The Florentine Palazzo: Architecture as a Civic Duty

  • Wealthy Florentines commisioned magnificent stone-clad private palaces that infused the city with a new sense of material cohesion and scale. By 1500, Florence appeared the most orderly city in Europe, with well-paved and drained streets, monumental civic buildings, and a fabric of stately cubic palaces.
Palazzo Vecchio
  • The fortress like Palazzo Vecchio, with its rustication of rough blocks and regularly spaced biforuim windows, exerted a prime influence on the development of the Florentine merchant’s palace.The city outlawed the tall, anarchic tower houses of the feudal nobility, they encouraged the production of the palaces of Florence’s urban elite.
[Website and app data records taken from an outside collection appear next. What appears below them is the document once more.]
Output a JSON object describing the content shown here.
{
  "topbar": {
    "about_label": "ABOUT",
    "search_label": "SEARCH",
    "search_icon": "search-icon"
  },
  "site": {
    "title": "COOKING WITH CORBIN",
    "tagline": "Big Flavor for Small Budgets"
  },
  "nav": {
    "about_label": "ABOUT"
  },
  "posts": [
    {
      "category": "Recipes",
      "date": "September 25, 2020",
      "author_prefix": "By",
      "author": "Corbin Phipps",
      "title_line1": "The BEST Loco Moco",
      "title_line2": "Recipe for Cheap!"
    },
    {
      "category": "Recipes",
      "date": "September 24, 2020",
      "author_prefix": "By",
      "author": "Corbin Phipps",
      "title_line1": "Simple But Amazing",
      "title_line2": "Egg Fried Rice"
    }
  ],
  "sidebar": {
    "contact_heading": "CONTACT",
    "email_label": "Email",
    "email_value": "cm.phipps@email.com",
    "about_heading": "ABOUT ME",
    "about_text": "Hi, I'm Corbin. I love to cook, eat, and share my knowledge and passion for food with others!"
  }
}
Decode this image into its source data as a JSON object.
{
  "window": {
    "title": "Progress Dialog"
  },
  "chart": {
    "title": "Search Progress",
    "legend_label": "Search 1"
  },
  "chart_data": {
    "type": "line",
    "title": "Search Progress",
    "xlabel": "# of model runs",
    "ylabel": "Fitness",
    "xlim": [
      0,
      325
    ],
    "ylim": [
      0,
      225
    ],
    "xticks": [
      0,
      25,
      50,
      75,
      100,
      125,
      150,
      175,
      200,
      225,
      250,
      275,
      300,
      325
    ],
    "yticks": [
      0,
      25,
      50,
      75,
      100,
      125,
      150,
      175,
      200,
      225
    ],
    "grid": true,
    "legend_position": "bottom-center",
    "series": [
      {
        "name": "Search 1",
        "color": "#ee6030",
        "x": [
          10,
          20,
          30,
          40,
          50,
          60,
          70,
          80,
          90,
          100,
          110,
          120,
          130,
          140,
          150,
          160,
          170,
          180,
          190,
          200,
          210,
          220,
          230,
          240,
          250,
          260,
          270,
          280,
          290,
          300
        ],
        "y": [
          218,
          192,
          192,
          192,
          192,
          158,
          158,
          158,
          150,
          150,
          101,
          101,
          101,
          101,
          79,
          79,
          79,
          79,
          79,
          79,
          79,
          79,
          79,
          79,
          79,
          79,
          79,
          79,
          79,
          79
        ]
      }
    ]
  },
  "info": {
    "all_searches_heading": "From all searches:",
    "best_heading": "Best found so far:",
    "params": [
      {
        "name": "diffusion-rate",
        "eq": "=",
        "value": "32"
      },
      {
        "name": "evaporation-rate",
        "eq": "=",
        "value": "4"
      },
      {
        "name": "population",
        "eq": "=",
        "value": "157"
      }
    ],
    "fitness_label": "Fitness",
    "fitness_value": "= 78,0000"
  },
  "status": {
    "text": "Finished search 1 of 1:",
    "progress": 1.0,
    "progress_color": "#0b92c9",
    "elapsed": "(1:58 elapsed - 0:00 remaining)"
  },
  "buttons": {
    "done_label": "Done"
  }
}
A new ethic for architectural patronage took root:”serves hte glory of God, the honor of the city, and the commemoration of myself.”
  • Cosimo de Medici rebult his family palace in the 1440s and redefined the Florentine palazzo type for many generations. His architect, Michelozzo, clad the upper two stories in progressively smoother, drafted masonry, creating the illusion of greater height.
Palazzo Medici
  • Cosimo desired to build a residence more like an urban fortress. Classical details, such as the Corinthian colonnettes of the biforium windows, replaced military imagery. The grand classical cornice with its brackets, dentils, resembled fragments that one could find in the Roman forum. The perfectly square arcaded courtyard aspired to the impluvium court in the atrium of a domus.
  • Like Brunelleschi’s corner problem in the Old Sacristy, the courtyard of the Medici palace has an analogous dilemma, where the convergence of two planesrests on a single column. Most palaces for the next two centuries followed the plan of organization of Palazzo Medici: a series of interconnecting, enfilade, rooms set around a square arcaded court.
Palazzo Rucellai
  • Palazzo Rucellai included pilasters to create a more classical look. Th facade was partitioned into eight bays across three levels, using the pilasters to mark the coordinates of a proportional grid. At the base level above the stone benches they inserted an imitation of ancient opus reticulatum in a diagonal grid as an erudite all’antica reference.
  • The modest dimensions of Palazzo Rucellai ‘s courtyard was compensated by the creation of a triangular piazza in front of the palace, cleared at the intersection of converging streets. Opening toward the palace like a funnel, it allowed one to view the façade in perspective.